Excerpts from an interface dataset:

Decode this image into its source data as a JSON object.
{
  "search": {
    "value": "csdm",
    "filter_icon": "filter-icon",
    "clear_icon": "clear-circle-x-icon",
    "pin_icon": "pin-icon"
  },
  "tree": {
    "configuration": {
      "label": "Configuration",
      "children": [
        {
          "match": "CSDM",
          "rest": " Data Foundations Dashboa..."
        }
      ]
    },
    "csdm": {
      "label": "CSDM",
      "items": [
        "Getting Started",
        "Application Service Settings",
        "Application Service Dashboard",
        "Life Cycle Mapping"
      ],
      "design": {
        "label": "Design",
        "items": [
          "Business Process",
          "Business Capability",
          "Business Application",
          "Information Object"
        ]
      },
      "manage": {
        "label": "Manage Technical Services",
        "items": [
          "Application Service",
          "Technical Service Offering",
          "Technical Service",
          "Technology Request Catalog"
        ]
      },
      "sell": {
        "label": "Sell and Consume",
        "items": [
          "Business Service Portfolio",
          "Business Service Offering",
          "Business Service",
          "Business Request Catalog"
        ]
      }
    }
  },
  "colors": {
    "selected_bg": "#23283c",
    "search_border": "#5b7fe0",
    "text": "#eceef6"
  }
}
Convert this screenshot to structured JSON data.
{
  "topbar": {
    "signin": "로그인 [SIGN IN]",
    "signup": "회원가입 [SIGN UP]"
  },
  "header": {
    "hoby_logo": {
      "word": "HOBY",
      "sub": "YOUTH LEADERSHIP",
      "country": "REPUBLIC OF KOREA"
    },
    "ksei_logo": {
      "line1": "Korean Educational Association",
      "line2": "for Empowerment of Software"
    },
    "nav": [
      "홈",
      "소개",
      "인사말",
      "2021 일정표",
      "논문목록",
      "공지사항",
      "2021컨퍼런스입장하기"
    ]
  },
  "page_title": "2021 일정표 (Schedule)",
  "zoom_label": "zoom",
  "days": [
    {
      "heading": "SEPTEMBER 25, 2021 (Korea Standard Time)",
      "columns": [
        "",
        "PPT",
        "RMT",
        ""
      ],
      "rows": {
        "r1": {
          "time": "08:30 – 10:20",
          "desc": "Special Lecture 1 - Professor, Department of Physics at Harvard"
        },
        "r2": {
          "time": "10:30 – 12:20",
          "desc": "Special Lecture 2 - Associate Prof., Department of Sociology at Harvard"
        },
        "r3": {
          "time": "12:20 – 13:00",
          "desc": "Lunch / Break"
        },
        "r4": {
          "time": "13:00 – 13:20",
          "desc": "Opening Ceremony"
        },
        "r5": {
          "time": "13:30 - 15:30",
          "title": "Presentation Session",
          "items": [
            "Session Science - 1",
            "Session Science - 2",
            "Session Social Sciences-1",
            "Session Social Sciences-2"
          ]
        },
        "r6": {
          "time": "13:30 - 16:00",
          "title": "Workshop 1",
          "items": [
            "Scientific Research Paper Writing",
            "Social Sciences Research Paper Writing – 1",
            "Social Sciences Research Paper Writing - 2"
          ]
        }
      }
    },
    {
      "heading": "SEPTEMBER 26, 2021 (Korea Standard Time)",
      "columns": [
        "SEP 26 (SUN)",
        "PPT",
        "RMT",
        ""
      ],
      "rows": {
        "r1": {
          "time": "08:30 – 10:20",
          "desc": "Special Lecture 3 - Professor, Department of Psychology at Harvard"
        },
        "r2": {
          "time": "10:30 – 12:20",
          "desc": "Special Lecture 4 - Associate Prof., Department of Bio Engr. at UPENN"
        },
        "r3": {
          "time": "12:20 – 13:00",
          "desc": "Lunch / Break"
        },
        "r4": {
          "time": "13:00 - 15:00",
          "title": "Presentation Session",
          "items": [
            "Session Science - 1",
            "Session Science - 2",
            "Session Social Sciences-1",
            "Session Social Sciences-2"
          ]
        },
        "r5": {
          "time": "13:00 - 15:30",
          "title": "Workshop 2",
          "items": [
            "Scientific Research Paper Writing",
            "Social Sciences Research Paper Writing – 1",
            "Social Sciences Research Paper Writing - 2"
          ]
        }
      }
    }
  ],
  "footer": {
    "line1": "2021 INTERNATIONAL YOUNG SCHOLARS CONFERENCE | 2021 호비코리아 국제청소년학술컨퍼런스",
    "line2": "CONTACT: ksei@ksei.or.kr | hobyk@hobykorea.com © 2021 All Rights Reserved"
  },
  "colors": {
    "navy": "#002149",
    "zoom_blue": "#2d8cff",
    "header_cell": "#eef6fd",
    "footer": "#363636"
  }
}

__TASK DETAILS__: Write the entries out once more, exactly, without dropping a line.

__WRITTEN REPLY__:
Decode this image into its source data as a JSON object.
{
  "search": {
    "value": "csdm",
    "filter_icon": "filter-icon",
    "clear_icon": "clear-circle-x-icon",
    "pin_icon": "pin-icon"
  },
  "tree": {
    "configuration": {
      "label": "Configuration",
      "children": [
        {
          "match": "CSDM",
          "rest": " Data Foundations Dashboa..."
        }
      ]
    },
    "csdm": {
      "label": "CSDM",
      "items": [
        "Getting Started",
        "Application Service Settings",
        "Application Service Dashboard",
        "Life Cycle Mapping"
      ],
      "design": {
        "label": "Design",
        "items": [
          "Business Process",
          "Business Capability",
          "Business Application",
          "Information Object"
        ]
      },
      "manage": {
        "label": "Manage Technical Services",
        "items": [
          "Application Service",
          "Technical Service Offering",
          "Technical Service",
          "Technology Request Catalog"
        ]
      },
      "sell": {
        "label": "Sell and Consume",
        "items": [
          "Business Service Portfolio",
          "Business Service Offering",
          "Business Service",
          "Business Request Catalog"
        ]
      }
    }
  },
  "colors": {
    "selected_bg": "#23283c",
    "search_border": "#5b7fe0",
    "text": "#eceef6"
  }
}
Convert this screenshot to structured JSON data.
{
  "topbar": {
    "signin": "로그인 [SIGN IN]",
    "signup": "회원가입 [SIGN UP]"
  },
  "header": {
    "hoby_logo": {
      "word": "HOBY",
      "sub": "YOUTH LEADERSHIP",
      "country": "REPUBLIC OF KOREA"
    },
    "ksei_logo": {
      "line1": "Korean Educational Association",
      "line2": "for Empowerment of Software"
    },
    "nav": [
      "홈",
      "소개",
      "인사말",
      "2021 일정표",
      "논문목록",
      "공지사항",
      "2021컨퍼런스입장하기"
    ]
  },
  "page_title": "2021 일정표 (Schedule)",
  "zoom_label": "zoom",
  "days": [
    {
      "heading": "SEPTEMBER 25, 2021 (Korea Standard Time)",
      "columns": [
        "",
        "PPT",
        "RMT",
        ""
      ],
      "rows": {
        "r1": {
          "time": "08:30 – 10:20",
          "desc": "Special Lecture 1 - Professor, Department of Physics at Harvard"
        },
        "r2": {
          "time": "10:30 – 12:20",
          "desc": "Special Lecture 2 - Associate Prof., Department of Sociology at Harvard"
        },
        "r3": {
          "time": "12:20 – 13:00",
          "desc": "Lunch / Break"
        },
        "r4": {
          "time": "13:00 – 13:20",
          "desc": "Opening Ceremony"
        },
        "r5": {
          "time": "13:30 - 15:30",
          "title": "Presentation Session",
          "items": [
            "Session Science - 1",
            "Session Science - 2",
            "Session Social Sciences-1",
            "Session Social Sciences-2"
          ]
        },
        "r6": {
          "time": "13:30 - 16:00",
          "title": "Workshop 1",
          "items": [
            "Scientific Research Paper Writing",
            "Social Sciences Research Paper Writing – 1",
            "Social Sciences Research Paper Writing - 2"
          ]
        }
      }
    },
    {
      "heading": "SEPTEMBER 26, 2021 (Korea Standard Time)",
      "columns": [
        "SEP 26 (SUN)",
        "PPT",
        "RMT",
        ""
      ],
      "rows": {
        "r1": {
          "time": "08:30 – 10:20",
          "desc": "Special Lecture 3 - Professor, Department of Psychology at Harvard"
        },
        "r2": {
          "time": "10:30 – 12:20",
          "desc": "Special Lecture 4 - Associate Prof., Department of Bio Engr. at UPENN"
        },
        "r3": {
          "time": "12:20 – 13:00",
          "desc": "Lunch / Break"
        },
        "r4": {
          "time": "13:00 - 15:00",
          "title": "Presentation Session",
          "items": [
            "Session Science - 1",
            "Session Science - 2",
            "Session Social Sciences-1",
            "Session Social Sciences-2"
          ]
        },
        "r5": {
          "time": "13:00 - 15:30",
          "title": "Workshop 2",
          "items": [
            "Scientific Research Paper Writing",
            "Social Sciences Research Paper Writing – 1",
            "Social Sciences Research Paper Writing - 2"
          ]
        }
      }
    }
  ],
  "footer": {
    "line1": "2021 INTERNATIONAL YOUNG SCHOLARS CONFERENCE | 2021 호비코리아 국제청소년학술컨퍼런스",
    "line2": "CONTACT: ksei@ksei.or.kr | hobyk@hobykorea.com © 2021 All Rights Reserved"
  },
  "colors": {
    "navy": "#002149",
    "zoom_blue": "#2d8cff",
    "header_cell": "#eef6fd",
    "footer": "#363636"
  }
}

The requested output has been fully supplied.